The problem you're having (user explotacion getting mapped to your local ip address) is perfectly clear. And like I said before: This is excpected behaviour because a logon event is logged. And no, we are not talking about the fact that user explotacio is logging on to the server, we are talking about "a" Windows logon event.
Check the security log in event viewer: you'll find thousands of logon events, that have nothing to do with a user logging on (entering username/password) to a computer.
The security log on a DC is the source PaloAlto uses to collect these events, since they contain the user and an ip....
After having logged on to the server, almost any action you do locally (like browsing in Windows Explorer, opening an application) will trigger a logon event that should eventually be picked up by UserID. On the conditions that you are in fact in a domein environment (the logon event is checked by the DC) and UserID interval is short enough.

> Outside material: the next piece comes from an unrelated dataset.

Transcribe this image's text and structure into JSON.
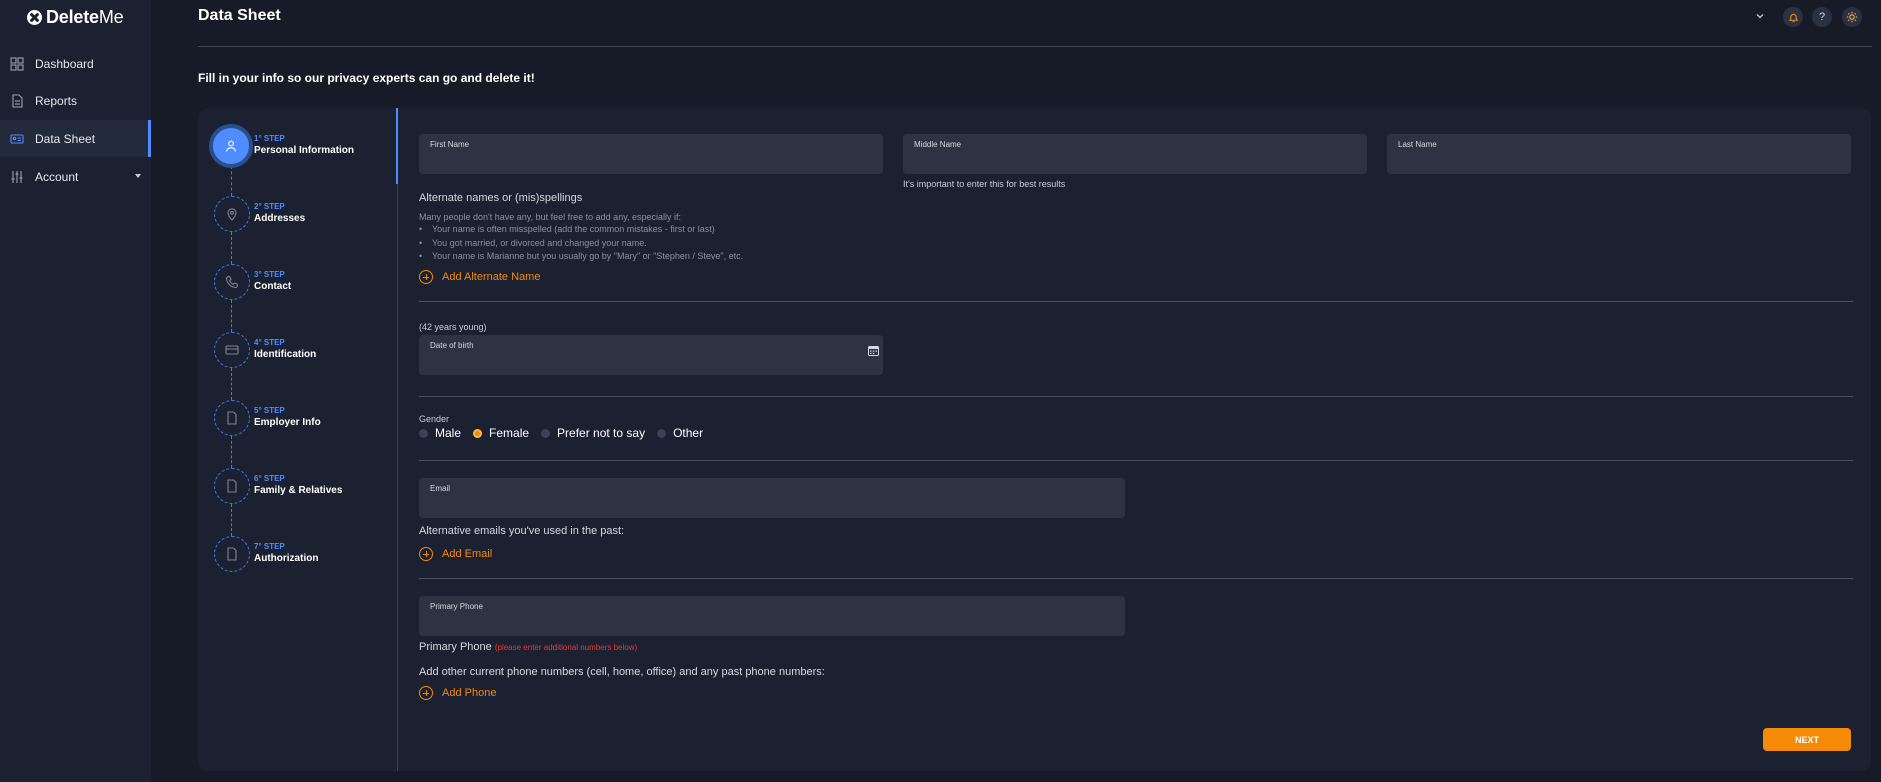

I dont know why it should affect me in my local machine that I connect to other pc with other user by RDP and when i close this session i dont recuperate my privileges. In the moment that i connect to another machine via RDP with any user i get the privileges of this user in my local machine....... this is a weird behaviour....
Please understand that this actually has nothing to do with the RDP session.
This is standard Windows behaviour in a Windows domain: Your DC is the only "authority" that determines whether or not you have access to a resource. This is the logon even I'm talking about.
Nothing you do in PaloAlto config wil change that behaviour. All PA does is read that info.
This behavior is expected, UserID does ip-user-mapping based off of the Windows Security logs and when a user RDP's to a machine, Windows logs the security event based on the IP of the PC that initiated the RDP.
The only workaround for this to add the username: oalgt\ explotacio in the ignore users list. This is not an issue with the firewall or the agent.
Hope that helps,
Depends on how they log on.
Does the user have full access permission to the 2nd mailbox ? If so, you can make everything work with the same credentials.
Or does the 2nd mailbox actually require logging on to it ? If so, you again have a logon event that will be picked up by UserID.
In a AD environment, using different logins to different resources, is not really best practice for me. Give a user one account and make sure he can access whatever resource he needs with that account. You shouln't bother your users with several logins.
Obviously this doesn't apply to users who do administrative tasks, where the admin account should be strictly separate from their everyday user account.
I hope you get it sorted out...
Click Accept as Solution to acknowledge that the answer to your question has been provided.
The button appears next to the replies on topics you’ve started. The member who gave the solution and all future visitors to this topic will appreciate it!
These simple actions take just seconds of your time, but go a long way in showing appreciation for community members and the Live Community as a whole!
The Live Community thanks you for your participation!